Langdon said he's optimistic that Hep A cases are beginning to drop in Louisville. "However, the community shouldn’t be falsely secure. It can start to trend up again."

Some residents may wonder if they had the vaccine as a child and didn't know it.

Dr. Paul Schulz, infectious diseases specialist and system epidemiologist for Norton Healthcare, said that's unlikely unless they traveled abroad or were in a high-risk population. That's because the vaccine wasn't available until 1995 and wasn't added to the child immunization schedule until 1999, he said.

Only a small number of children have contracted the virus in Kentucky and all survived, Howard said.

Public schools across Kentucky are requiring students to get the vaccine before starting school this year.

Some people may have had very mild symptoms and not have known they were suffering from hepatitis A, Schultz said. Symptoms tend to be much more severe for adults.

A primary care provider or infectious disease specialist can perform a simple blood test to see if someone has been vaccinated or has immunity, the doctor said.

But if you unknowingly got the vaccine twice, it won't harm you, said Lori Caloia, medical director for the health department.

Kroger and Walgreen pharmacies are among those offering the vaccine, with most insurance plans covering the cost.

Nearly 77,000 people have gotten the shot in Jefferson County.

Passport Health Plan members don't have to get prior authorization and more than 20,000 have gotten the shot across Kentucky this year at pharmacies or from their healthcare providers, spokesman Michael Rabkin said.

Concerns that there could soon be a vaccine shortage are unfounded, Howard said. He and Dr. Sarah Moyer, Louisville's health director, teamed to secure more of the vaccine from Merck — and at a discount.

Louisville's health department put together an online resource page at LouisvilleKy.gov — search for "hepatitis" — that lists many places offering the shot. The first shot is up to 95 percent effective and a second shot is recommended after six months.

When Louisville suffered its last outbreak in 1988, more than 200 victims contracted the virus, including Rick Hancock, then a Louisville firefighter. Contaminated lettuce on a ham sandwich from a downtown lunch spot that is no longer open caused him to miss three months of work.

"I can remember laying in there in my bed when I was sickest, thinking, 'Gosh, I'm glad I don't have a gun in this house,' " he said.

It took three more months of fatigue before he felt semi-normal.

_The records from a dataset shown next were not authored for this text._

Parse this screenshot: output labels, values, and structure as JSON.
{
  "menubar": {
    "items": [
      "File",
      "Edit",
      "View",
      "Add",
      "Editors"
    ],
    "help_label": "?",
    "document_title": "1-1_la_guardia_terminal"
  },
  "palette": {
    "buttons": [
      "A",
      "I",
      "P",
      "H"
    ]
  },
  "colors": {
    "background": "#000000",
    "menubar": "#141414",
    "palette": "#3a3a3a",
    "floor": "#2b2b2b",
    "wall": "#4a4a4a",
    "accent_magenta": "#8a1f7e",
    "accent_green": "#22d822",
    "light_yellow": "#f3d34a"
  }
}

He urges everyone to get the shot, a measure of protection that could have saved him a lot of suffering.

 

By Beth Warren
Louisville Courier Journal

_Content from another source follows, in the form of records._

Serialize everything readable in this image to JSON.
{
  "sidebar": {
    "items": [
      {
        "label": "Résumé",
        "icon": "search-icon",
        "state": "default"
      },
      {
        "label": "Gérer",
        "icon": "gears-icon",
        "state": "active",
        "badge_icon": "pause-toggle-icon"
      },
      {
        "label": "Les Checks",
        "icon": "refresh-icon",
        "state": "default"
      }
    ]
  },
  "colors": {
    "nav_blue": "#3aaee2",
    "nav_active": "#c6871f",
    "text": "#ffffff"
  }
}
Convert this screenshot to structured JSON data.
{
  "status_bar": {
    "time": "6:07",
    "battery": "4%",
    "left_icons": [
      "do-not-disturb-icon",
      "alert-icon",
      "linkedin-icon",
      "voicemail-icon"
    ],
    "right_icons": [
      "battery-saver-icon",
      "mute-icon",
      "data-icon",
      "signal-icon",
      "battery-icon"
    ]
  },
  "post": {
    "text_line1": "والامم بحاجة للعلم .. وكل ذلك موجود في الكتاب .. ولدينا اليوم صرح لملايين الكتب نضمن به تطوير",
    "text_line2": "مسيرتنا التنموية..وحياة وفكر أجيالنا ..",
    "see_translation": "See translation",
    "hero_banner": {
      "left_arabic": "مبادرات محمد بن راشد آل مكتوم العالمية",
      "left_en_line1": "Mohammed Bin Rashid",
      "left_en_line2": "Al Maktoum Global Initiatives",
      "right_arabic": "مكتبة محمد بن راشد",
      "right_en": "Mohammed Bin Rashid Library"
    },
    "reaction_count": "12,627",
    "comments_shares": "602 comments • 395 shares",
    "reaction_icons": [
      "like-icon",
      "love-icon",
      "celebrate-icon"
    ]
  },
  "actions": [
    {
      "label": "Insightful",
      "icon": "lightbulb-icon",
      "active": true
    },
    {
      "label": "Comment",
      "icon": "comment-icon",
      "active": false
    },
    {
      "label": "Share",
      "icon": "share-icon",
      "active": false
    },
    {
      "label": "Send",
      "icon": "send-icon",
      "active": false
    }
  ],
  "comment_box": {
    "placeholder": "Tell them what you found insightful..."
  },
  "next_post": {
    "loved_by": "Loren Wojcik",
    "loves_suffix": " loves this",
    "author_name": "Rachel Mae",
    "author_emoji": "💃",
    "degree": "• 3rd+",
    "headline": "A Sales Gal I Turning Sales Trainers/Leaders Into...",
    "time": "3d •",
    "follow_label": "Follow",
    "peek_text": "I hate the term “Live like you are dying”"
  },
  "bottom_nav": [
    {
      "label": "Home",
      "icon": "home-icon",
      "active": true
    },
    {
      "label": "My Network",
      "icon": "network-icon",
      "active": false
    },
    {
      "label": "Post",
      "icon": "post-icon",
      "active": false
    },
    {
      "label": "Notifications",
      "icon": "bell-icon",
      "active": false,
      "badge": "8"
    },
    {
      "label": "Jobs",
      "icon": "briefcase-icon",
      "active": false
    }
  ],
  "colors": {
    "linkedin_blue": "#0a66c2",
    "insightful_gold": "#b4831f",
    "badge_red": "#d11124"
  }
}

{LevisaLazer.com Editor Mark Grayson contributed to this story.}

 

 

 

Add comment

Security code
Refresh

SOMEMRSEP